Voto Latino spotlights paid leave debate with screening

Anne Walkup, Staff writer

“This is a serious issue right now. Because we’re young, we don’t think about it but we’re going to grow up and potentially have families or other loved ones to take care of,” junior Dalia Andrede said.

Andrede was referring to the issue of paid family leave in the U.S.—or lack thereof. She and other members of Linfield’s Voto Latino organization hosted a screening of “Zero Weeks” in the Riley Campus Center Thursday evening.

The title “Zero Weeks” referred to how zero weeks of paid family leave are required in most states in the U.S.

This was fitting for the documentary, which focused on the lives of various American people facing the decision either to care for themselves or family members who desperately needed it, or to continue attending work for fear of losing their jobs.

The film illustrated a variety of situations in which people were unable to take time off of work, due to the absence of paid leave: a new mother, a woman fighting cancer, a woman trying to care for her elderly mother, and a high schooler forced to drop out of school to work in place of her sick mother.

A brief discussion session took place after the film ended, during which students shared their thoughts on the issue.

“I guess being young, I didn’t ever think about paid leave before, so this was really eye opening,” sophomore April Alvarez, said.

Students also reflected on how the absence of paid leave had affected their own families’ lives.

“I think back to when I was younger when we were sick, how my parents didn’t get to take time off to take care of us,” sophomore Raul Sanchez said.

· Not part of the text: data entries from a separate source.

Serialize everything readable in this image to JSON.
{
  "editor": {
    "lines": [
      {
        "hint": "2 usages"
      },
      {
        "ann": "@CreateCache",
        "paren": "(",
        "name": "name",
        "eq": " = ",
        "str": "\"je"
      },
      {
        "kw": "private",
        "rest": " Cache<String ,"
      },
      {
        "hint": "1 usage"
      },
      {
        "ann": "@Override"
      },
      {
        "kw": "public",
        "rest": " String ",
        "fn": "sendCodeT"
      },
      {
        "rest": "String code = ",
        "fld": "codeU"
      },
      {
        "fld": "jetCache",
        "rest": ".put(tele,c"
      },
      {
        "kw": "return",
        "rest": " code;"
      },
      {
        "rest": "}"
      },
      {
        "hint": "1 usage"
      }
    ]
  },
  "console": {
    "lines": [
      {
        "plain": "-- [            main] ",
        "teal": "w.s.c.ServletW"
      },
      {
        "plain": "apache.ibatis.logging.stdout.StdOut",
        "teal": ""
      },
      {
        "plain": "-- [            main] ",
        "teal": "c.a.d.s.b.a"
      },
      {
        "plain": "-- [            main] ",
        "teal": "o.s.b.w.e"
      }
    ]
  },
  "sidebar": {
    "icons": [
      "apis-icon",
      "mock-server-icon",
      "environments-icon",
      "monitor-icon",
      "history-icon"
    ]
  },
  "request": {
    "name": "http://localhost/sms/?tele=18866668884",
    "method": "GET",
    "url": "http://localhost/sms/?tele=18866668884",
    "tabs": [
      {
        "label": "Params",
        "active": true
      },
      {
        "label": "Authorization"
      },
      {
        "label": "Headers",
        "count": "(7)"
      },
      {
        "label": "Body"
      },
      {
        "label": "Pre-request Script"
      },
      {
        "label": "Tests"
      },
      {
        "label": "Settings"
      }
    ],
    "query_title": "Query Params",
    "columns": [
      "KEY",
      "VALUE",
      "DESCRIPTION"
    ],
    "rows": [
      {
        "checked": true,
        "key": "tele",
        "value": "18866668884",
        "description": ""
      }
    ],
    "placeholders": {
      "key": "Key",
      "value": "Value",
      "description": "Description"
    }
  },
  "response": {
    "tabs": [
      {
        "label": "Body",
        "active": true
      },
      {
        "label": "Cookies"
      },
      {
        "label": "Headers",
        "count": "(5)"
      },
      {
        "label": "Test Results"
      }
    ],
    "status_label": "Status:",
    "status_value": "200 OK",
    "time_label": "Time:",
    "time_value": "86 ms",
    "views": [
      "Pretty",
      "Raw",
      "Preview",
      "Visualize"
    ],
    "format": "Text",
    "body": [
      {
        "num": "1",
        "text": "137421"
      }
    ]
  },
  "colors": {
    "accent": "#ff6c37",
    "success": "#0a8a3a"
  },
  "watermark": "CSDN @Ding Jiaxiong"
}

The U.S trails behind many other countries in terms of paid family leave policies. In fact, it is the only developed country in the world that does not require employers to offer paid leave to their employees.

According to the Washington Post, new parents in Finland are given anywhere from 158 days to three years of paid parental leave, while those in the U.S are offered none under federal law.

However, several states—California, New Jersey, New York, Rhode Island, and Washington, D.C.—have recently begun to implement paid leave policies.

In July of 2017, Washington became the latest state to enact paid leave policies.

Oregon could follow their lead and implement a paid family leave policy of its own.

Voto Latino members hope to spread awareness of the issue by encouraging students to write to representatives. Voto Latino also hopes to host a PLACE event regarding U.S. paid leave policies.